Where does the string "Booking" occur in the records? Copy each line that holds it.

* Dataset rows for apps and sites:
[Start of section]
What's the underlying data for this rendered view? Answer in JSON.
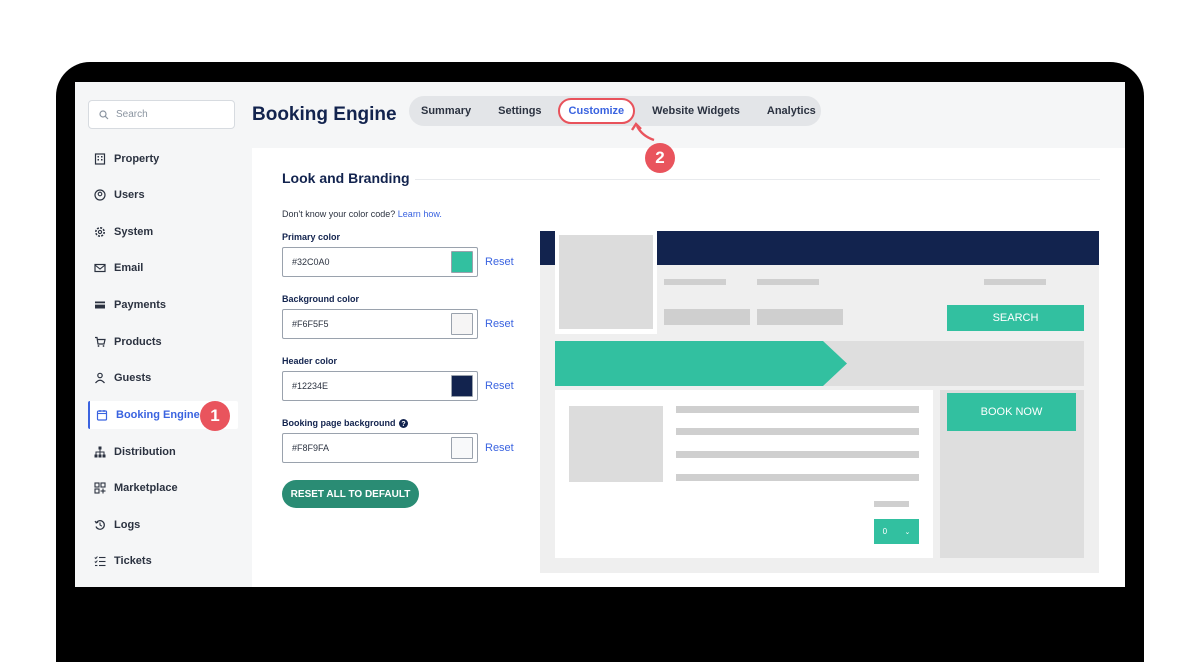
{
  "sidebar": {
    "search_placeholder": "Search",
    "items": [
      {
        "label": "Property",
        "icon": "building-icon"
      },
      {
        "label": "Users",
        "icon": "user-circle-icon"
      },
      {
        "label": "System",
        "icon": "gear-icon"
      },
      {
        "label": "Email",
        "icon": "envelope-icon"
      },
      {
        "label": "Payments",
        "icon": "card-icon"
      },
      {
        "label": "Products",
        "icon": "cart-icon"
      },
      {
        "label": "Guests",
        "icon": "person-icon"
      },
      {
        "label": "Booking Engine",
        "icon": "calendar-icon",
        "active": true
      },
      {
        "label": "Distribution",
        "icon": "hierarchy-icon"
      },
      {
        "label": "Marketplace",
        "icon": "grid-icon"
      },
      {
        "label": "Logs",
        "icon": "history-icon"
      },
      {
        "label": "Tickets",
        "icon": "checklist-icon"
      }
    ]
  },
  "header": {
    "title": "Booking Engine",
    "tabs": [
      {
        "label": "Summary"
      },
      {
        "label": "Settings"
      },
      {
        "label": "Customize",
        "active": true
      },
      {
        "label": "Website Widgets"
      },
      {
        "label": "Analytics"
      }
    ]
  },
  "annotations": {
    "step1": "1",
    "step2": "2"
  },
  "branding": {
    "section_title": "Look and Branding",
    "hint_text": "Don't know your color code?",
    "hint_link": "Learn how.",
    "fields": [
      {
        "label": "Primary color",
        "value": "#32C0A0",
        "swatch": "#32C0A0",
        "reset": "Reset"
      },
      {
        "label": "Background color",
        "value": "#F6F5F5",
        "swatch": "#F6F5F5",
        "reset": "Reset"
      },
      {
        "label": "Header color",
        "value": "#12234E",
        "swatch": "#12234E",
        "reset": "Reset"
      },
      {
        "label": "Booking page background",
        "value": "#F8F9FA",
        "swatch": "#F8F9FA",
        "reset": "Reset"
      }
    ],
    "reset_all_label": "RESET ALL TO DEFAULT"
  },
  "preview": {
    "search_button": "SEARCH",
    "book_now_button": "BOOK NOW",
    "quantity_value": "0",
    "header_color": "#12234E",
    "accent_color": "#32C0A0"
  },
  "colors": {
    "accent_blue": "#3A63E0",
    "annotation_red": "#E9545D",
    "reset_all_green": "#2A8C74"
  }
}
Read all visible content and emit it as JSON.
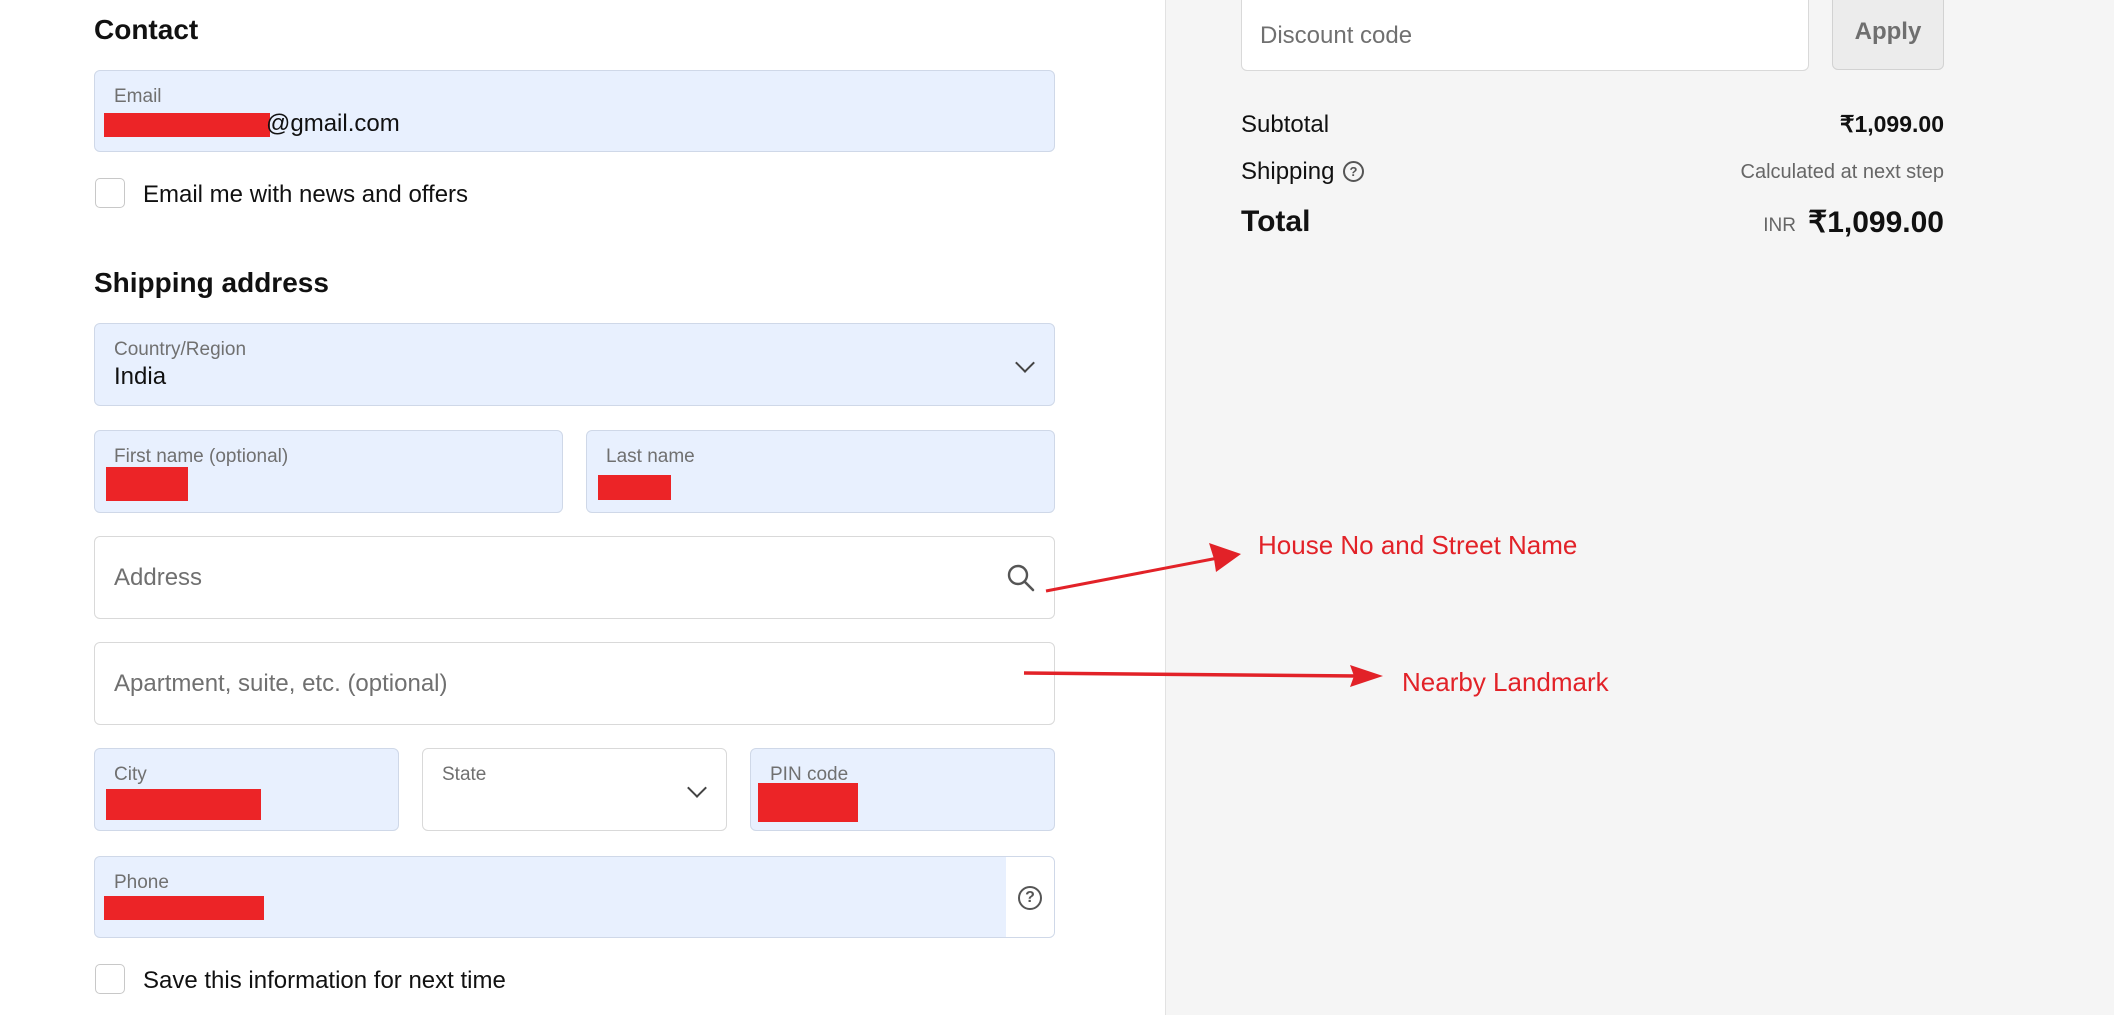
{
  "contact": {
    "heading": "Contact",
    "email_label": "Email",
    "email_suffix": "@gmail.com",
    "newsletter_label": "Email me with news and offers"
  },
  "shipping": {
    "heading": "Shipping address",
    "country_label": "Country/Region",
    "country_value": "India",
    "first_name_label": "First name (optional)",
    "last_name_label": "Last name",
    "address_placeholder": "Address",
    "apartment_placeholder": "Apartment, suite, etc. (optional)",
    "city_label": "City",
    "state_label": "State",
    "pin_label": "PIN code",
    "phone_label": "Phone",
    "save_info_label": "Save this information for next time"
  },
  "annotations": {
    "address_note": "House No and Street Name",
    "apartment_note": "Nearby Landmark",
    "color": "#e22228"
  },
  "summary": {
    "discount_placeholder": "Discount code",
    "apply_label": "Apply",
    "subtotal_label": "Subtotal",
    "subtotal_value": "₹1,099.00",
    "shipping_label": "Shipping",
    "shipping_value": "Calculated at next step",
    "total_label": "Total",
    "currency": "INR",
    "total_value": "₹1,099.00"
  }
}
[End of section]
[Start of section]
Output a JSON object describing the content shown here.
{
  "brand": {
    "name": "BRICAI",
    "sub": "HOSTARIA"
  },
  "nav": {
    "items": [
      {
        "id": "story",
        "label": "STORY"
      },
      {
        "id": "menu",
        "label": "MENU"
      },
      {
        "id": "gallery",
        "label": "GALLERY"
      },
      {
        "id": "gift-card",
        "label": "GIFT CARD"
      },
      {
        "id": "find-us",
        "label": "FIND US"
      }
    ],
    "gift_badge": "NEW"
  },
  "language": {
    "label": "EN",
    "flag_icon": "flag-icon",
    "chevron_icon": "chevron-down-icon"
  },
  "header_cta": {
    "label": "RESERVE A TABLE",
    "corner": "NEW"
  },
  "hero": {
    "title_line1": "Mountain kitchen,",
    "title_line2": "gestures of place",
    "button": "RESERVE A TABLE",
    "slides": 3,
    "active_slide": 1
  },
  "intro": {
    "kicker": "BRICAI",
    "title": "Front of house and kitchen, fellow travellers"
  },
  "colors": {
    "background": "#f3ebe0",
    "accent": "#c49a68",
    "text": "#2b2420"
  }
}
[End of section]
* ANSWER BOX:
        "label": "Booking Engine",
    "title": "Booking Engine",
        "label": "Booking page background",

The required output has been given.